I am going to talk about a dichotomy that has been a useful mental model for me—Recognizing versus Generating. Recognizing tasks rely on your brain's ability to quickly notice patterns. Generating tasks rely on your brain's ability to put pieces together to form new ones.
Here’s an example of the two types of tasks:
A student is reading their textbook, studying for their math exam. They go over the proof in their book. "Does this step make sense?" they ask themselves. They make sure they can follow what's going on before moving to the next step.
This is a Recognizing task.
Now, consider a second student who has the same exam. After reading the textbook, the student closes the textbook and thinks back to the proof. "How did that proof go, again?" they ask themselves. Starting with a blank page, they derive each step. At each step, rather than just following along, they're asking themselves what they need to show next to get to the end of the proof.
This is a Generating task.
When people think about "studying for math", I think both the Recognizing and the Generating task can jump to mind as correct things to do. Yet, there is a specific type of effort lacking from the Recognizing approach. In particular, the Generating approach is going to help much more when the test asks for proofs from scratch.
Here, as in many other Recognizing vs Generating dichotomies, it can be easy to trick ourselves into thinking we're putting in more effort than we really are. "After all," the tempting thought goes, "both reading the textbook and writing proofs feel like they fit the definition 'studying', so why can't the easier one work?"
The issue is that we're conflating the two definitions.
Overall, this substitution is a clear-cut example of mixing up concept space and action space. We think that just because the tasks are conceptually similar, they must also have similar effects. Or, maybe we do know the difference but some part of us believes that we can do the easier Recognizing task, yet still reap the greater benefits of the Generating task. Either way, this intuition of being able to carry over similarities from other categorical domains is flawed.
This is why math can end up being a difficult subject for some people. It’s all too easy to fool yourself that you understand what's going on when you’re just following along with the textbook. Cover up the steps, though, and things get a lot harder if you try to solve it yourself.
In a similar vein, when you’re reading a book and the author says, “Now, obviously, we can conclude X,” this is a sign to pause. Stop. You should take a step back and examine what you actually think. If the author hadn’t presented you with the conclusion, could you have generated it with the pieces you already had?
See also group dynamics, where everyone is all too happy to offer their opinion when someone has an idea, but reluctant to submit their own. It's easier to critcize something that's already there, then to come up with something novel to present to others.
And, of course, this dichotomy is of utmost importance in the realm of self-help.

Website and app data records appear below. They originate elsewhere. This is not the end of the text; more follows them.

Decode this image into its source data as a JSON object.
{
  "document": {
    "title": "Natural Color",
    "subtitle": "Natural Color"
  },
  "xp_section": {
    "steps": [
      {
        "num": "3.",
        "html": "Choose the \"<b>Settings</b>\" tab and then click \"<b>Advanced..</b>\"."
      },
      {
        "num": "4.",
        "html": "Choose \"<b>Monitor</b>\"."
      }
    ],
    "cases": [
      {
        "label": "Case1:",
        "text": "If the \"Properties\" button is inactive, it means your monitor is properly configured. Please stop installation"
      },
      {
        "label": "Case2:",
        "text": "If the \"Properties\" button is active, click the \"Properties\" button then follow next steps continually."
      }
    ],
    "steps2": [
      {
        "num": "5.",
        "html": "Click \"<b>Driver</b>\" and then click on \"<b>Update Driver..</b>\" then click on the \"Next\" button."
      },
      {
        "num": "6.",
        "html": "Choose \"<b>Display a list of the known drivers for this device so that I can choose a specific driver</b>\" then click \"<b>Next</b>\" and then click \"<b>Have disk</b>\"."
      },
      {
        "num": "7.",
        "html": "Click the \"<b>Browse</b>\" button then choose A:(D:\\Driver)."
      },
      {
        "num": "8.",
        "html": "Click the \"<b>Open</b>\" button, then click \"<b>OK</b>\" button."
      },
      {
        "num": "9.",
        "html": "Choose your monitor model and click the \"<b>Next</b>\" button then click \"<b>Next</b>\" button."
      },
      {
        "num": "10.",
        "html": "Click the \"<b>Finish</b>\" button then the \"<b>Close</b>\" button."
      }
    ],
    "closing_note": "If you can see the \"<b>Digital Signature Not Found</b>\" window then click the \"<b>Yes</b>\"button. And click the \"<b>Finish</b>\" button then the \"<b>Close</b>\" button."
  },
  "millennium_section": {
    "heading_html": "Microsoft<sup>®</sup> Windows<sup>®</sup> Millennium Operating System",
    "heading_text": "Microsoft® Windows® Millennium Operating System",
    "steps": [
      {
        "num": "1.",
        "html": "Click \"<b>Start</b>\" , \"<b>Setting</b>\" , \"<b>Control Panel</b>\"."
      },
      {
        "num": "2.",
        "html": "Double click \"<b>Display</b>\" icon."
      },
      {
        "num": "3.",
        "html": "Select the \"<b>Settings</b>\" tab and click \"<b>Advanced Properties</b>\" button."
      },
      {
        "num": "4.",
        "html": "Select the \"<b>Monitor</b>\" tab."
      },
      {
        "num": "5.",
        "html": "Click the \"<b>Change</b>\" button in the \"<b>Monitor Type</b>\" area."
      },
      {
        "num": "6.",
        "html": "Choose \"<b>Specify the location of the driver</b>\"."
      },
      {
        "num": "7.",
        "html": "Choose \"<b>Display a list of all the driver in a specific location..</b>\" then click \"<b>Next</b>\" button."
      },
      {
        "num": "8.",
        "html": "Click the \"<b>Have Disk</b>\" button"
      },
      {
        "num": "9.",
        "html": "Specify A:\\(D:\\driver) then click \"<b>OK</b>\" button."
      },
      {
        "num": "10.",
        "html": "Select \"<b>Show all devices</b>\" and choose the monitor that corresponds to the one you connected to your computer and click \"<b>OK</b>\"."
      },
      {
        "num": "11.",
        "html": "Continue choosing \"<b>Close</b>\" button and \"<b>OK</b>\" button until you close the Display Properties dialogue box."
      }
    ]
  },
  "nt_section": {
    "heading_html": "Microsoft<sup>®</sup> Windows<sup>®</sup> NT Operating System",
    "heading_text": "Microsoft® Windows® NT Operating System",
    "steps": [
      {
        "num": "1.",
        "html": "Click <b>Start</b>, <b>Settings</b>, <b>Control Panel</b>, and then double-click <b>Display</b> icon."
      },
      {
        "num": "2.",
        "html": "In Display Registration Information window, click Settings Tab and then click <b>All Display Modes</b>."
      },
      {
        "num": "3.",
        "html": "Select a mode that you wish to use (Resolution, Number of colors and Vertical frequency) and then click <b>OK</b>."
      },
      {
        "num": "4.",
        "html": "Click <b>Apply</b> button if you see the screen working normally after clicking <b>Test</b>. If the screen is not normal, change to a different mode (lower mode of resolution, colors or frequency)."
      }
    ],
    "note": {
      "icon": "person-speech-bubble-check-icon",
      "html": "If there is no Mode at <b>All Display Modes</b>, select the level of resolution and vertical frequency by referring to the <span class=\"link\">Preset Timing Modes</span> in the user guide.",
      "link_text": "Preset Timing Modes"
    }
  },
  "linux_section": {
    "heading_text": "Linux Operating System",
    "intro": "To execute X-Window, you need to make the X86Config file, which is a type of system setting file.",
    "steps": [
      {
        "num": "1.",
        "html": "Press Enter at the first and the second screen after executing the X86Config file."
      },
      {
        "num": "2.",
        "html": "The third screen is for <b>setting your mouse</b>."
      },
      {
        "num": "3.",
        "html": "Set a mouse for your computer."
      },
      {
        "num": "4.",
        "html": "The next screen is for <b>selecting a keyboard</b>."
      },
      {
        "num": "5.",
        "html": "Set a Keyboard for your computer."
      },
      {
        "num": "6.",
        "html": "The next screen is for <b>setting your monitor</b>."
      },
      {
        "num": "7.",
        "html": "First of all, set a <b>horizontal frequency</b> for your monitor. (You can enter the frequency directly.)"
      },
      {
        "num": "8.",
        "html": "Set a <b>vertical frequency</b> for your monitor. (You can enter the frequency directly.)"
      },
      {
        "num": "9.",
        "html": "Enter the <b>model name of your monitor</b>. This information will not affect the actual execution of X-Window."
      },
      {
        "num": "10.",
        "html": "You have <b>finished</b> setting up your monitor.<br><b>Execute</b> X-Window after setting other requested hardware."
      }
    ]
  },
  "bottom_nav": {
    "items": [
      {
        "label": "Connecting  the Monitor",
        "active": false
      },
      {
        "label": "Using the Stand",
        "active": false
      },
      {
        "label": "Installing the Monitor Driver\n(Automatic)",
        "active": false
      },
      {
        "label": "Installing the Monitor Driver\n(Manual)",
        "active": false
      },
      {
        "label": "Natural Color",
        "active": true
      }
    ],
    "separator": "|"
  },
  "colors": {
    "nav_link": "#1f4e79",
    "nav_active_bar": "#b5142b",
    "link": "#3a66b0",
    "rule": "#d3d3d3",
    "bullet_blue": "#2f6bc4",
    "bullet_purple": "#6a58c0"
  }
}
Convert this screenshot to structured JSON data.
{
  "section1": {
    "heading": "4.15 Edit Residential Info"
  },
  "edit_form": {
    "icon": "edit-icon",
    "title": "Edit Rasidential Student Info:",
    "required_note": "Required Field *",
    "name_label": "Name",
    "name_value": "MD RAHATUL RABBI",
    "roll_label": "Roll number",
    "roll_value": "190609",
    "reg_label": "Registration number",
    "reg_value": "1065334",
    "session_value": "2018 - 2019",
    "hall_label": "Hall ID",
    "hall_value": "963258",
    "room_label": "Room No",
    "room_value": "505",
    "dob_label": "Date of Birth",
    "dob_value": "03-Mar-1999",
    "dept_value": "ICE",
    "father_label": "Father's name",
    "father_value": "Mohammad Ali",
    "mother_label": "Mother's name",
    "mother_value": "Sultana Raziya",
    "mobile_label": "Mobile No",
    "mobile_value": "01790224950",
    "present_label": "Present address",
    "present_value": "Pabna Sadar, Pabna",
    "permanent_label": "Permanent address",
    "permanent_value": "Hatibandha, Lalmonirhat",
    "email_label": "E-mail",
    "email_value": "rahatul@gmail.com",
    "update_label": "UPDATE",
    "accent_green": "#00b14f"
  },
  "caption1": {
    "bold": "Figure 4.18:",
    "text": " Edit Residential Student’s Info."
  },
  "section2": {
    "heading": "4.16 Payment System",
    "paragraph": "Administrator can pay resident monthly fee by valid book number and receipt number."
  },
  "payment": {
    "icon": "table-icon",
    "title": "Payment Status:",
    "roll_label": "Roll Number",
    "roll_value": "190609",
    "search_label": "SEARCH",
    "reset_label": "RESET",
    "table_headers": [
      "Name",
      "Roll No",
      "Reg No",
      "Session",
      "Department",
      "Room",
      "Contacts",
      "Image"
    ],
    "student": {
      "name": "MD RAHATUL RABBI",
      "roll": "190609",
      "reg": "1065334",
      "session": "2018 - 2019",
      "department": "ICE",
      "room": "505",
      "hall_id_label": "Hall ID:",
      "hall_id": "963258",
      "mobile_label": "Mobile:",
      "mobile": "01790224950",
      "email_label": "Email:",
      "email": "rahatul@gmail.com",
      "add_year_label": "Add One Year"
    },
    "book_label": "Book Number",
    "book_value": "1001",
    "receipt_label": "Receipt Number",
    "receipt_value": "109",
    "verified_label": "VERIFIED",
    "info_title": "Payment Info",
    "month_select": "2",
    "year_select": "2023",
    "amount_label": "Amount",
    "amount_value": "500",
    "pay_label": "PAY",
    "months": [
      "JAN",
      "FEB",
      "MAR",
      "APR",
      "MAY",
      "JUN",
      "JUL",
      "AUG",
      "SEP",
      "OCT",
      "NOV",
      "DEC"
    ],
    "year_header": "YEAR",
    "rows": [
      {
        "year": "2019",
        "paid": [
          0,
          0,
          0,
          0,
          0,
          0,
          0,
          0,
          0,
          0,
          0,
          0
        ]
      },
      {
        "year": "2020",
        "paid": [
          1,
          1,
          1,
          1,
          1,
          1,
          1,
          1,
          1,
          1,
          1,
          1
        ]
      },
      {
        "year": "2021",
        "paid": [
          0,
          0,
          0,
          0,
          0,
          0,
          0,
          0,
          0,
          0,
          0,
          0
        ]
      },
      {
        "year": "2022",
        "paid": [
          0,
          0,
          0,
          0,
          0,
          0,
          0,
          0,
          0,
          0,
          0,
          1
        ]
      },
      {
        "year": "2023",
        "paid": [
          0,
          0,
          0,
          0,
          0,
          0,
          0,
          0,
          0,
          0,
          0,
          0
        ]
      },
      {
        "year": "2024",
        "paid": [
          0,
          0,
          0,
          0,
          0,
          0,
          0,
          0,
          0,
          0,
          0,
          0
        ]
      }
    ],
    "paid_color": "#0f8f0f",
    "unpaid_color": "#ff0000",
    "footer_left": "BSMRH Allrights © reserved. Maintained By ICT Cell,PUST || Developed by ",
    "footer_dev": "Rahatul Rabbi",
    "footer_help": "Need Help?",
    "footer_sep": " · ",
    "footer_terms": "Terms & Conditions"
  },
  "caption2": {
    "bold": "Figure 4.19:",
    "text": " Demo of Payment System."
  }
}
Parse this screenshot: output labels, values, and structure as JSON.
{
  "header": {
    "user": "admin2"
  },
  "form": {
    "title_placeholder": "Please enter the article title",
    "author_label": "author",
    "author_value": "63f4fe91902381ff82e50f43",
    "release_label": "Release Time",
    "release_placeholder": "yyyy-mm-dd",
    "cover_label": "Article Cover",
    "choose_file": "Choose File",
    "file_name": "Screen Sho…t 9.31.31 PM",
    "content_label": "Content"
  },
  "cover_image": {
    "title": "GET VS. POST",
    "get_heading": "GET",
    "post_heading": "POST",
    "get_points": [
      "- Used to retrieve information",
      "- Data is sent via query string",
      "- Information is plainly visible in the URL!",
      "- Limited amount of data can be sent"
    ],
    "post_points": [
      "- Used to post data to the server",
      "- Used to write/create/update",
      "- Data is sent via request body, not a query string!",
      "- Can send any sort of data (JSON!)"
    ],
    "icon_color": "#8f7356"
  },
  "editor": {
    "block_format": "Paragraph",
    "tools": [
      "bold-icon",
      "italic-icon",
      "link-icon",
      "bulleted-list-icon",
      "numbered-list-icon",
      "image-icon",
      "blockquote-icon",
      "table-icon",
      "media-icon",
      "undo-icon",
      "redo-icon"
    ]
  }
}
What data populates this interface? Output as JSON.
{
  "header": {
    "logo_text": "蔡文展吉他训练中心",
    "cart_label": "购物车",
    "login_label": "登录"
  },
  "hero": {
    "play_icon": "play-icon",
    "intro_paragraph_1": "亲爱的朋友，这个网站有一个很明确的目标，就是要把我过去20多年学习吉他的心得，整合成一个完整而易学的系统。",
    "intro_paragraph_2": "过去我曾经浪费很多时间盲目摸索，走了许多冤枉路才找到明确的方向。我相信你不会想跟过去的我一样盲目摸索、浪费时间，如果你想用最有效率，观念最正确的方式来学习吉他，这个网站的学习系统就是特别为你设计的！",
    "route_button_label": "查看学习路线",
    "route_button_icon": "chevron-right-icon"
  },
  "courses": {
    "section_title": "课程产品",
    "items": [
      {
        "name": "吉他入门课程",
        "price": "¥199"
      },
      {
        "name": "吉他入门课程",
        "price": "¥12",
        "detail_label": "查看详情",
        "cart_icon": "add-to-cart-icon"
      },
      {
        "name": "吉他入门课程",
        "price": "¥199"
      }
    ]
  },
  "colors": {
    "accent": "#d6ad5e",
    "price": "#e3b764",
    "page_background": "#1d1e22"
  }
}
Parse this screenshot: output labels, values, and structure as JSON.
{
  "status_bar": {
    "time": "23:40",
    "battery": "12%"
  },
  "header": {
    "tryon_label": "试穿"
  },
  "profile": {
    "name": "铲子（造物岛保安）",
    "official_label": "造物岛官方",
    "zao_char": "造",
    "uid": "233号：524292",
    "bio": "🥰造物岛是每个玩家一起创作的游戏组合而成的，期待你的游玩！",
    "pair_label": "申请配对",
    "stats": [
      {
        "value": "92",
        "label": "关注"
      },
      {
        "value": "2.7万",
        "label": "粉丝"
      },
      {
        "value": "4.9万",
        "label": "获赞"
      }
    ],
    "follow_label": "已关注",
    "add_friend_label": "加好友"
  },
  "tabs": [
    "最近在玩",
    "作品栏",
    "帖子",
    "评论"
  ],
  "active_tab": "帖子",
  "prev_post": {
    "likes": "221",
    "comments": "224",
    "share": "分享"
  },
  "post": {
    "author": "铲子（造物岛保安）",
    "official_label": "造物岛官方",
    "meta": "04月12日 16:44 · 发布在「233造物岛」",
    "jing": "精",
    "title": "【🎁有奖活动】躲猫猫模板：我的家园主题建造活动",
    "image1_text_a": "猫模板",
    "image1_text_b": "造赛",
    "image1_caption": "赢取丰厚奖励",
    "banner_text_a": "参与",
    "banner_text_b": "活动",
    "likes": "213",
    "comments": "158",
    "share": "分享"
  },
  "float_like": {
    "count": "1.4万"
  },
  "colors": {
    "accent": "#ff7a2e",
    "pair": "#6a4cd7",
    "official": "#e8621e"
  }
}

I think that there is a tendency for advice to get cached as declarative knowledge, rather than procedural knowledge, in a way which parallels the Recognizing vs Generating dichotomy.
(If you haven’t seen either of these terms before: Briefly, declarative knowledge refers to things you know how to relate, like Paris being the capital of France. Procedural knowledge refers to things you know how to do, like tying a knot.)
The big issue here is that most models in self-help appear to be declarative, but their efficacy lies in their being procedural.
For example: When you first learn about the planning fallacy, you learn that the planning fallacy is a cognitive bias, it revolves around underestimation, and that reference class forecasting is a way to help. You learn that reference class forecasting is a method of creating estimations, that it's been successful in public works projects, and that it requires choosing your reference class carefully.
This is fine if your goal is to do well on a pop quiz. You'll be able to answer questions like:
- "Does the planning fallacy say we systematically overestimate or underestimate?"
- "What does reference class forecasting do?"
- "Which researcher discovered the premortem technique?"
You've built up detailed internal representation of the concept and its related background information.
But this may not be what you want! From a practical perspective, what you may want is to be able to put all those concepts into practice, so they actually become useful. This requires finding examples of using the concept and thinking of ways to integrate the concept into your existing schedule. These are questions like:
- What is my average underestimation rate?
- How do I use past data to inform future decisions?
- Am I surprised when I don't meet up expected deadlines?
If building a mental map is the Recognizing task, then finding ways to actually have the concepts cash out into actions is the Generating task.
Most importantly, as a general pattern, Generating tasks are harder than their Recognizing counterparts, even if they appear to be doing similar things:
- Generating a proof from scratch vs reviewing the textbook
- Drawing conclusions from data vs remembering what other people wrote
- Practicing relevant skills vs understanding how concepts are related
- Imagining how you'd change your actions given advice vs just checking if you've heard it before
In conclusion, it's not that Recognizing isn't useful. Sometimes, it's a necessary heuristic for cutting through the cruft. But Recognition does not necessarily imply understanding, and pushing for something you can Generate can help expose what you actually know.
Thus, next time you have a learning goal (e.g. new language, programming framework, mathematics, etc.), remember to find ways to sharpen your skills Generatively, as that's where most of the useful work lies.